The best way to answer the question is to discuss my target audiences. Let's look at how James Davison Hunter described the distribution of American thought on abortion:
The most compelling complexities in Americans' views of abortion can be best appreciated if one groups them according to what Hunter and his associates call "clusters of moral opinion." Drawing upon information from a group of responses to polling questions, they grouped the respondents into the following clusters: consistently pro-choice (16 percent), personally opposed pro-choice (8 percent), reticent pro-choice (7 percent), conveniently pro-life (14 percent), privately pro-life (19 percent), and consistently pro-life (33 percent).

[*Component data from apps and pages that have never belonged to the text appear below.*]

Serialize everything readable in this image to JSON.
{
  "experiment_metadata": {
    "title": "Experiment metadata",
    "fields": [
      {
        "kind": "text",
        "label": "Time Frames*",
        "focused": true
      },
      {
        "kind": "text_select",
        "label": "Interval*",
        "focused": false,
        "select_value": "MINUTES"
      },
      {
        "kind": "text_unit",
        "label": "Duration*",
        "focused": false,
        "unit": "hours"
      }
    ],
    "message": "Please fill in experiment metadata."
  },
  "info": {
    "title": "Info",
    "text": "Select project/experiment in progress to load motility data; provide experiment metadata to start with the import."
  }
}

Now, I'm not speaking to the 16% who are "consistently pro-choice." They're pretty much settled in their opinions and not likely to change unless something jolts them so much that it makes them totally re-examine everything they've taken to be true. I don't think that there's anything here new enough to do that.
The "personally-opposed pro-choice" is another group I'm not likely to reach. My personal experience with them is that they're as firmly set as the consistently pro-choice, but for different reasons. They're not enamored of abortion per se; they're devoted to what they perceive as The Sisterhood, and they'll stand by it through thick and thin. And to them, The Sisterhood is the consistently pro-choice. Now, if their idea of The Sisterhood changes to women in general, then they might be motivated to address abortion industry abuses, or to at least check out the safety record of a particular facility before they take a friend there. So while I can hope that they'll at least become uneasy about, say, just trusting a NAF clinic without further investigation, I doubt that they'll find anything of interest here.
The "reticent prochoice" are my main target audience. These are people who are uneasy with the idea of abortion. They see it as the lesser of two evils, but not as anything that really can be held up as a positive good. These are the ones most likely to come away uneasy about trusting abortion facilities and prochoice groups to really be looking after women's well-being. My goal is to make skeptics out of them, and, if possible, give them the wherewithal to start holding prochoice organizations and abortion facilities accountable. I see them as the potential backbone for a third movement -- a truly prochoice movement, that doesn't want any woman to get on the abortion table unless she's 100% sure that this is what is best for her. A truly pro woman movement that does not tolerate seedy Main Street Maimers or consumer fraud. They're only seven percent of the general population, but they're fully a quarter of the prochoice movement and I think that if they stood their ground they'd drive out those for whom abortion has become an end in itself.
The "conveniently prolife" are a secondary target. These are folks who can talk the prolife talk, who intellectually understand why abortion is wrong and who don't want it available. But they haven't internalized any of it and they're very vulnerable to the illusion that abortion will fix their problems. If I can help them to internalize what they believe in their heads, I'll have done well. But only God knows who they are. They'll appear to be ordinary prolifers when they're in here.
The "secretly prolife" are folks who are prolife in thought and personal practice, but who don't want to associate with prolifers because they don't want to be tarred with the bomb-throwing abortionist-shooting lunatic brush. It would be nice if they'd come out of the closet, and I hope that they see many reasonable, compassionate folks in here so that they become less afraid to be associated with us. They're quite welcome here, but they're not my target audience.
The "consistently prolife" are only an audience in that I'm hoping that they pick up information here that they can use elsewhere. And I welcome their thoughtful, insightful comments.
There's a group within the "consistently prolife" that Hunter didn't identify or name. I'll dub them "banshees", for lack of a better term. They seem to be convinced that if they just scream loud enough, and say ugly enough things, and shove enough shredded-fetus pictures in people's faces... Well, I'm not sure what they hope to accomplish other than to prove their own moral superiority, which they've just disproved by the fact that they wear the deadly sin of Pride as a badge of honor. There's really nothing here for them, either. If they pick up any useful information or start to think that maybe civil discourse works better than screaming, that's nice. But I'm not holding my breath.
So, in a nutshell, I post all the horrible stories hoping that the reticent prochoicers will band together and address the abuses. I also believe that abortion is such an inherently destructive act that you can't really get rid of the problems without getting rid of the underlying cause of the abuses, which is the idea that woman and their unborn children are natural enemies. I really don't think that strong women will tolerate abortion on a massive scale the way it's currently practiced.
You can never entirely eliminate abortion, any more than you can eliminate any human evil. But, like other human evils, I think it can be contained. Let those with a real enthusiasm for the practice partake of the risks -- and let them do so with their eyes wide open.